One example is the FinTech start-ups that developed a web application that allowed female customers to report instances of harassment and discrimination against them while shopping online. The social media platforms utilize the information it collects from user interactions, allowing them to track and monitor behaviors, traits, and users’ patterns to better market to them.
Perhaps the most relevant is the start-up that created a chatbot that could answer users’ questions from a conversational perspective using its technology to turn each interaction into a performance. The potential of big data is being realized across a multitude of sectors — from retail and education to healthcare and finance.
How to embed data in every aspect of the business?
A marketer is always walking the line between making sure the company is doing well and ensuring it doesn’t accidentally damage customer relations. That’s where embeddable data comes in. Businesses such as Facebook, Groupon, and LinkedIn have embedded data at every turn, but how do you embed data in a specific industry and when?
When embedding data, you’re embedding the most essential data points for a given industry and providing the whole industry with a single platform to access, use, and benefit from.
Businesses have several challenges when it comes to keeping tabs on their data and embedding it into the environment in which it works. The biggest, by far, is an immediate danger to business reputation: privacy. Companies like Amazon and Google give out a massive amount of information without offering a very useful service in return.
Companies have no way of knowing that the information they’ve given the retailer is not being used for nefarious means and sold to another party. The consequence of this practice is that businesses are very worried about privacy — but that privacy is also the best way to guarantee that customers have no reason to be suspicious.
Similarly, the problem with data gathering, analysis, and visualization is that data is used in isolation. What’s the value of understanding another industry when the marketing insights are not helpful? If data is not available, then visualization alone won’t offer any insight and might be incredibly misleading to the audience.

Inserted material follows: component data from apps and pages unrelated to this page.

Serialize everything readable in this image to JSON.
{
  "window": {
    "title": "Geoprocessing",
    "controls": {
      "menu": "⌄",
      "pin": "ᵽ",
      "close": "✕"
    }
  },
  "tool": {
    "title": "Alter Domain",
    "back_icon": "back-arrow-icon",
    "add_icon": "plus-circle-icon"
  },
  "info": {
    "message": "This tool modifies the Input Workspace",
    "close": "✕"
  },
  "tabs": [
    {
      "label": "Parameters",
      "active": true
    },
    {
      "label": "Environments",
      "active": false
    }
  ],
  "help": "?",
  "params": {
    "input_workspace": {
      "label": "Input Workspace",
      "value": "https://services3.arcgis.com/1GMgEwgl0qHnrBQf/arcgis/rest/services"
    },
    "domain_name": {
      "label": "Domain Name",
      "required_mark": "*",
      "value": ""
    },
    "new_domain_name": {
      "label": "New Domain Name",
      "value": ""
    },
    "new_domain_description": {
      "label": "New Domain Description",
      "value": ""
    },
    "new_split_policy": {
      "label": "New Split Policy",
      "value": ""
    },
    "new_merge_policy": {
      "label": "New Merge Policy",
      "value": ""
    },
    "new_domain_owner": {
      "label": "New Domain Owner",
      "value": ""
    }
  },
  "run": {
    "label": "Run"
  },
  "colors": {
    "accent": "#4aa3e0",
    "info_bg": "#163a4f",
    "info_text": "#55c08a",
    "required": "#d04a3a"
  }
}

For companies looking to embed data throughout the entire industry, embeddable data is a solution to several of the aforementioned challenges. It can help businesses in a variety of sectors quickly understand the complexities of the market and find valuable insights.